When starting negotiations for Australia in order to take its mobile payments service, Apple was met with great resistance from banks, which were outraged by only the Apple Pay be able to access NFC devices, eliminating the possibilities of any other application using this technology.
After the three major Australian banks Commonwealth Bank, National Australia Bank (NAB) and Westpac filed an application with the Australian Competition Regulatory Agency (ACCC) to be able to trade as a single entity, now it was Ma's turn to comment on the case.
The Australian Financial Review revealed today that the Apple document sent to the ACCC had “energetic” three pages explaining the possible consequences if the NFC code were opened by the Cupertino giant.
Apple maintains very high security standards for our customers when they use our devices to make payments.
Providing easy access to NFC antenna for bank applications would fundamentally decrease the high level of security that Apple seeks to have on our devices.
In the document, it was reported that banks want to force Apple to agree to some unacceptable terms, such as charging an extra fee to customers who choose to use Apple Pay.
Claiming that the banks were based on "insinuations and distortions", Ma says that the order could harm consumers and delay innovations in the country.
Unfortunately, and based on their limited understanding, (banks) consider Apple Pay to be a competitive threat.
These banks want to maintain complete control over their customers.
The present application is only the last tactic used by these competing banks to decrease Apple's entry into the Australian market.
Allowing them to form a cartel to collectively dictate terms for new business models and services would set a worrying precedent and delay the introduction of innovative technologies.
Marg Demmer was responsible for signing this document, which was an interesting choice because he was already part of the ANZ Banking Group, one of the banks that accepted Apple Pay.

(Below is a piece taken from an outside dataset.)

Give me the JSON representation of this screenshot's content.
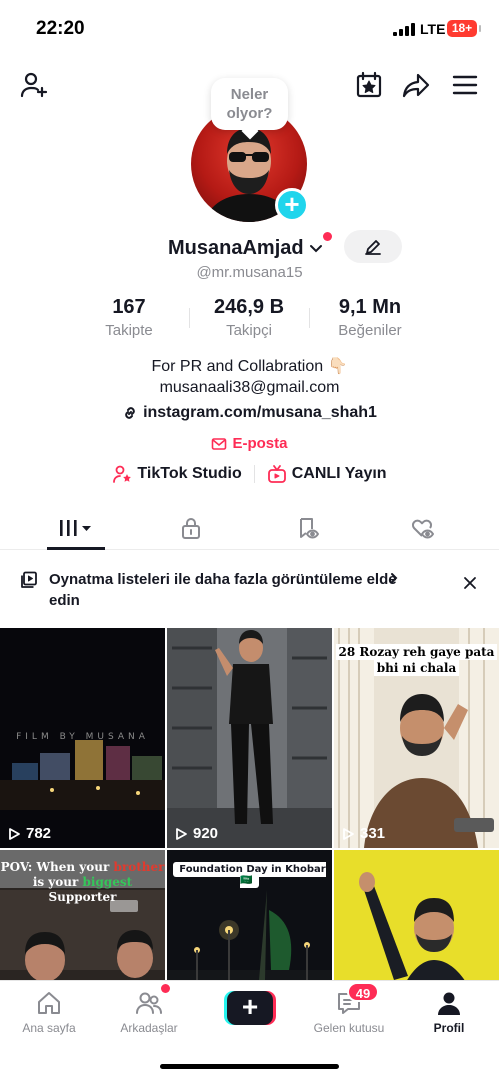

Even with this support, Ma says it needs the help of the three big banks so that its service can achieve an expressive penetration in the land of kangaroos.